The House Judiciary Committee’s Democratic leadership has released its long-awaited report detailing how the government should remake the US tech industry. There are two bottom lines. First, for about 300 pages, the report explains that Facebook’s 2.7 billion users, Google’s 1.5 billion users, Amazon’s 350 million active users, and the users of 1.4 billion Apple devices are wrong. They are being exploited and would be better off using smaller companies’ services.
Secondly, the authors believe that rules and regulations can accomplish their visions of optimal business and industry structure, and should be used for that purpose. That takes about 25 pages. The report makes numerous recommendations, but here I will address the report’s recommendations on dominance, essential facilities, and predatory pricing. (Other issues including structural separations, mandated interoperability, forced data portability, and more will be covered in a follow-on post.)
The report recommends that “a market share of 30% or more constitutes a rebuttable presumption of dominance by a seller.” Why 30 percent? The authors do not say, other than that the Supreme Court chose this number in a merger case.
The 30 percent number is arbitrary and lacks intellectual merit. The Supreme Court chose that number in its case because it was convenient for that circumstance (see footnote 41). That is hardly a meaningful precedent.
Tying a definition of dominance to market share is also without merit. The assumed link between market share and market power was debunked years ago. (See my paper here describing the history.) And the report itself explains that tech markets often tip so that any successful firm would be considered dominant — even small firms serving niche markets.
The recommendation also leaves firms in a quandary. The 30 percent mark is a rebuttable presumption, meaning that a firm with more than a 30 percent market share has the opportunity to demonstrate that it isn’t dominant. But by what standards would regulators assess rebuttals? The report implicitly admits that there can be no standards since the authors were unable to develop a substantive foundation for their recommendation.
The essential facilities doctrine was most fully developed in a Supreme Court case between MCI and AT&T. The doctrine states that a monopolist must provide a rival access to a facility if the rival is unable “practically or reasonably to duplicate the essential facility” and if it is feasible to provide the facility. Antitrust scholars have been skeptical of this doctrine for years because it is hard to justify through economic analysis.
The report recommends Congress consider overriding this existing essential facilities doctrine and simply mandate that “dominant firms provide access to their infrastructural services or facilities on a nondiscriminatory basis.” This would be a significant and costly change.
The existing doctrine relies on the essential facility owner being a monopolist, ensuring that the rival truly has no place else to go. The recommendation lowers the bar to any firm with at least a 30 percent market share, which implies that in reality, rivals would have numerous alternatives.
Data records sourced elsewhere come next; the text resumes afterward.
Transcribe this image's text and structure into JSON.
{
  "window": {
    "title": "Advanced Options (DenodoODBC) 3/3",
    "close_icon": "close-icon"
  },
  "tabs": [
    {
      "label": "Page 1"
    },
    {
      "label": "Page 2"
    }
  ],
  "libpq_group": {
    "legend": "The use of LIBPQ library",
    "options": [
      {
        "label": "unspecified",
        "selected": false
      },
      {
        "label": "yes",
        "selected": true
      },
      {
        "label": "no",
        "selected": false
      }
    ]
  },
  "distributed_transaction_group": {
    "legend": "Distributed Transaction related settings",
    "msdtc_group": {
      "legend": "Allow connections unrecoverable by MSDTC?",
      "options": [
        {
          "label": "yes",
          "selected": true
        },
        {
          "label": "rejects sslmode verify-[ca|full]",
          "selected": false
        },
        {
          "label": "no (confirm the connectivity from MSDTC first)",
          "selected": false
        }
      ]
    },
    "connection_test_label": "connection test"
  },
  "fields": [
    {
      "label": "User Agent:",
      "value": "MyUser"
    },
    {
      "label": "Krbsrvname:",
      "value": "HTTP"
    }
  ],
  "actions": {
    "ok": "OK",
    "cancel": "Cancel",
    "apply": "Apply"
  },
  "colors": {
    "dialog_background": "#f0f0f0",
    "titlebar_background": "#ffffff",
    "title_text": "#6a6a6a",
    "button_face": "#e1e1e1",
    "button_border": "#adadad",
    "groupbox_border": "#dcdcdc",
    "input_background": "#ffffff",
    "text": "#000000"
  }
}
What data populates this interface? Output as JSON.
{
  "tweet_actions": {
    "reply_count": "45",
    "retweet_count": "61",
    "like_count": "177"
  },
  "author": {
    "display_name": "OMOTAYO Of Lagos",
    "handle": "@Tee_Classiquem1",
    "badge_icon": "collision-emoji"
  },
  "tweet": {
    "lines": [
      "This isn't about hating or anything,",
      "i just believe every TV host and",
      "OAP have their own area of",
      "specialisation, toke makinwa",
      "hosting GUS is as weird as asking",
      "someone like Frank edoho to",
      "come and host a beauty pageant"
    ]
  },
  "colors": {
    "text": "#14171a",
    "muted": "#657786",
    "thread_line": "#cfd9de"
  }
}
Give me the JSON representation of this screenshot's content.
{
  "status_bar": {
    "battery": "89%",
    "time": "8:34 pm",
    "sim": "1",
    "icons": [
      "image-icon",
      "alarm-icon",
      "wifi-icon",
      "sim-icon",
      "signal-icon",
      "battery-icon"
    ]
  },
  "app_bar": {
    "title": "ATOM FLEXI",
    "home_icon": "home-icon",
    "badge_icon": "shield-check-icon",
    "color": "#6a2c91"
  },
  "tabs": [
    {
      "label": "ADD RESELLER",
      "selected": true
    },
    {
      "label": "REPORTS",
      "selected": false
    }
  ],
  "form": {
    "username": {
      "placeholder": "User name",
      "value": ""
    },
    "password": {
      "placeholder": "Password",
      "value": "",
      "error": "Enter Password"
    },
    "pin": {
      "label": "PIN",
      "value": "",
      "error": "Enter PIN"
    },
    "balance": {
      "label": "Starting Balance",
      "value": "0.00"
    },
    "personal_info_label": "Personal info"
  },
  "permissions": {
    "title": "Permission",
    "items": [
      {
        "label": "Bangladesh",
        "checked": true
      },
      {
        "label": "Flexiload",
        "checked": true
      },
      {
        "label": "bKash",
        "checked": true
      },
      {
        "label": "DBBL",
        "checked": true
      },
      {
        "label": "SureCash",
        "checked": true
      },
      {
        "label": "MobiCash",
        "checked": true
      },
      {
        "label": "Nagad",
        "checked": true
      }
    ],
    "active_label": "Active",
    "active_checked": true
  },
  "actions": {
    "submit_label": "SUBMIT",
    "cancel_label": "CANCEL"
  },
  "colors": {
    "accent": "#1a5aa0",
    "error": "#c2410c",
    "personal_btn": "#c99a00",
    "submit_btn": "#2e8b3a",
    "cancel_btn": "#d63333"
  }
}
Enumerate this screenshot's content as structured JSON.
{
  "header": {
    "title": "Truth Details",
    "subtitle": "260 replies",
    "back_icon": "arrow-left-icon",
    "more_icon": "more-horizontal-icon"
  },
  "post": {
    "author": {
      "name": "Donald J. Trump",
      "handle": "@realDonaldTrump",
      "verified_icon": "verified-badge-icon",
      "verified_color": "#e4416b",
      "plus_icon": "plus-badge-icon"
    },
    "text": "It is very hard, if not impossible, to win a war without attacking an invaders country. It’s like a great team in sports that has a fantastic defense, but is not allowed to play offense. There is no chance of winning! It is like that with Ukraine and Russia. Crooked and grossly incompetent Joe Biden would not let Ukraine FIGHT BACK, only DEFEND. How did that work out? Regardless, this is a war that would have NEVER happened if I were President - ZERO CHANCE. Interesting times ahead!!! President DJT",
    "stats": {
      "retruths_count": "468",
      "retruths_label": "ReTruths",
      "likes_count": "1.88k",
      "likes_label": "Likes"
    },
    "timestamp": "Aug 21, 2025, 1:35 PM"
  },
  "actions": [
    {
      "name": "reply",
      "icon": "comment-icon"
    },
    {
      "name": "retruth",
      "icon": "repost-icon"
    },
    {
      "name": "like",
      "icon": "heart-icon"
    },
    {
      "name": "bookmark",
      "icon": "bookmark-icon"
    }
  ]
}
And indeed, this is the case in tech, where Amazon competes with Walmart, eBay, Target, and others in e-commerce; Google competes with Facebook, Bing, and others for online advertising; and Apple competes with large numbers of device manufactures and with Google, Samsung, Sony, and others in app stores.
The existing doctrine also requires that the requester be a rival and that the rival be unable to duplicate the facility. The report would drop both requirements, which means that anyone could demand that multiple firms give it access to facilities the firms do not find economical to sell, and for any reason. This could be untenable for many firms that are unlucky enough to have a 30 percent market share, and might result in requesters simply living off the features and functions that other firms have built.
According to the Federal Trade Commission, predatory pricing is below-cost pricing that “allows a dominant competitor to knock its rivals out of the market and then raise prices to above-market levels for a substantial time.” The latter step is called the recoupment requirement, which simply means that the predator recaptures its losses once the rivals are gone.
The report is critical of this recoupment requirement and suggests Congress pass a law that would do away with it. But the report offers no logical argument against the requirement. Indeed, the Amazon-Diapers.com case that the report uses to justify dropping the requirement has been debunked. And even if it had not been debunked, the report admits that the case included a recoupment.
What should be done?
COVID-19 has shown us how important it is to have digital businesses that can learn and adapt quickly on a large scale. Perhaps this was lost on the report’s authors as they recommend government controls that would choke economic productivity, growth, and adaptability.
Before turning the recommendations into laws, policymakers should require regulatory impact analyses from the staff so that they can explain how they know that the benefits of such substantial changes are worth the cost.
(Disclosure statement: Mark Jamison provided consulting for Google in 2012 regarding whether Google should be considered a public utility.)
This article first appeared at the American Enterprise Institute.